A brief 1805 tract by an English Quaker, Ann Alexander, following a visit to US southern states. Digitized by the Antislavery Literature Project.

 

Ann Tuke Alexander (1767-1849) was from York, England, and a well-known Quaker supporter of the antislavery movement. Her reform-oriented works include Remarks on the Theatre and on the Late Fire at Richmond, in Virginia (York: T. Wilson and Son, 1812); Facts Relative to the State of Children who are Employed by Chimney Sweepers, as Climbing Boys (York: Printed by Wm. Alexander, 1817); Warrior & Pacificus; or, Dialogues on War (York: Printed for W. Alexander, 1819); and A Selection of Hymns, Designed Principally for the Use of Prisoners (New York: Mahlon Day, 1820). 
 
This tract is a brief post-travel letter to the inhabitants of Charleston, South Carolina, enjoining them to give up slavery in order to save their souls. “In passing along through some of the southern states,” she writes, “my mind has been painfully affected at the sight of numbers of my fellow-creatures, deprived of their natural liberty…” (4) She advocates against slavery as an act of charity, similar to that which should be exercised on behalf of the poor.
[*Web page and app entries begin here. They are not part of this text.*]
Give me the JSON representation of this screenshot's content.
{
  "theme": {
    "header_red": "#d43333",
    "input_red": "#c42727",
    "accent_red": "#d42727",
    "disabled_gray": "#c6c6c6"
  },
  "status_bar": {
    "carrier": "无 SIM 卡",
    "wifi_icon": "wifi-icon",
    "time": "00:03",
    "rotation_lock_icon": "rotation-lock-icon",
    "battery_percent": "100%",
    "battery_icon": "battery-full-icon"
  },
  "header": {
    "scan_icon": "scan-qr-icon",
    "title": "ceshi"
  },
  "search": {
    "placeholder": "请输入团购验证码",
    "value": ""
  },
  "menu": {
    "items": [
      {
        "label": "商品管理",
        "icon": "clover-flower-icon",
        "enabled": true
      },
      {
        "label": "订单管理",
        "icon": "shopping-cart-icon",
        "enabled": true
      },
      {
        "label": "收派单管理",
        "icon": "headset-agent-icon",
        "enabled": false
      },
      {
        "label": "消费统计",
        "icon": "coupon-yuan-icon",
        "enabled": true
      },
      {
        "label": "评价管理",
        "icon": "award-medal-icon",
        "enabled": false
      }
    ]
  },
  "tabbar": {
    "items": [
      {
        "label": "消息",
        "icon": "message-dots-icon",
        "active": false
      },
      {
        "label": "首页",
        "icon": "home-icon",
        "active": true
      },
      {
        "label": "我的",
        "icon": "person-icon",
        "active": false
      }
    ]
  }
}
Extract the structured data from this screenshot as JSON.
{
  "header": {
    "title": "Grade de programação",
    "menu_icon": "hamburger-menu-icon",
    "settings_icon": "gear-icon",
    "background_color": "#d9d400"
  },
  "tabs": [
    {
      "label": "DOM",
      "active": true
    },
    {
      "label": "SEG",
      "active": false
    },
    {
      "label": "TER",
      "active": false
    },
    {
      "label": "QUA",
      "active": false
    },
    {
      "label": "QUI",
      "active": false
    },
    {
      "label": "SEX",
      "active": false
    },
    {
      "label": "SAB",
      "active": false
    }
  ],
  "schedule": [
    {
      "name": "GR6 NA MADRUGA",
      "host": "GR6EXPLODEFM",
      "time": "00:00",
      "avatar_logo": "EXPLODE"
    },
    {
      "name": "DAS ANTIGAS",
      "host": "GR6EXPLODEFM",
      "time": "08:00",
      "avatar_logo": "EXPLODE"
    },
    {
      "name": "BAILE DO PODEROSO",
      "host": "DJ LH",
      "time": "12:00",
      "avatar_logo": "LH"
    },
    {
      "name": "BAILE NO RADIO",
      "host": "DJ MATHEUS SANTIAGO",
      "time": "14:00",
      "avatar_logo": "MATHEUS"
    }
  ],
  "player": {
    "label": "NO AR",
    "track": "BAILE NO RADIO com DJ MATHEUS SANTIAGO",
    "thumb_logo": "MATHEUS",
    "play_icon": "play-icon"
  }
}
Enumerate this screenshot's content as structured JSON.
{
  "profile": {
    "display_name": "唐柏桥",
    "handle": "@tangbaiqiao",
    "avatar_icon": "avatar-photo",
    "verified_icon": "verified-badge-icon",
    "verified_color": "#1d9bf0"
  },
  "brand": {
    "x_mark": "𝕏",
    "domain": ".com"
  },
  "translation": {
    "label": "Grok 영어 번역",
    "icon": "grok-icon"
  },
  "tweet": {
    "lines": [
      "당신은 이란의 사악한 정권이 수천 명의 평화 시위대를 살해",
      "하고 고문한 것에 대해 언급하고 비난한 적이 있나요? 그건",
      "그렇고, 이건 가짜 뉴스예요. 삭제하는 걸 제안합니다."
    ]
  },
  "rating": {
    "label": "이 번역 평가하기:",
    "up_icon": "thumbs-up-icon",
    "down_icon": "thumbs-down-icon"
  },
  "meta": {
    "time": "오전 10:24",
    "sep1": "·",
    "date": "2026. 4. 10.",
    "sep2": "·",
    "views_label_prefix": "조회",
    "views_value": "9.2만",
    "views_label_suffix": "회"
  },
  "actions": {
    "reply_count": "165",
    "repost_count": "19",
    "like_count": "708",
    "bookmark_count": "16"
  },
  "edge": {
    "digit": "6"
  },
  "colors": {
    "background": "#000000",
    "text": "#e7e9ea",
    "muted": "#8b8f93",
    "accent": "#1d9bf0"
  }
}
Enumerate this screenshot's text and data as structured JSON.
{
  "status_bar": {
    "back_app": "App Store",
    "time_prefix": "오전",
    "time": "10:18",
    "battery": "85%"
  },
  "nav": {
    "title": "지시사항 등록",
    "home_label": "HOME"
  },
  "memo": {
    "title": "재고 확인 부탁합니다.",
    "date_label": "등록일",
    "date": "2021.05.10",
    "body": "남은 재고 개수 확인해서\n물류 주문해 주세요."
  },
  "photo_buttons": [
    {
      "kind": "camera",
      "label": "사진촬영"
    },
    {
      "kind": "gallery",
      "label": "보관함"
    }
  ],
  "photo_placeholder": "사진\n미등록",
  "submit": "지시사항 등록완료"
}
If there is no end to this crime, Alexander warns, then harsh divine judgment will arrive. The tract is unusual within witness literature for its direct address to the citizens of a town in the tradition of biblical prophets, whom she quotes extensively.
 
For a discussion of this tract, see Kathryn Gin, "Three Anti-Slavery Women Writers," 175-205 in Early American Abolitionists: A Collection of Anti-Slavery Writings, 1760-1820, James Basker [ed.] (New York: Gilder Lehrman Institute of American History, 2005) at 179-181. 
 
- Joe Lockard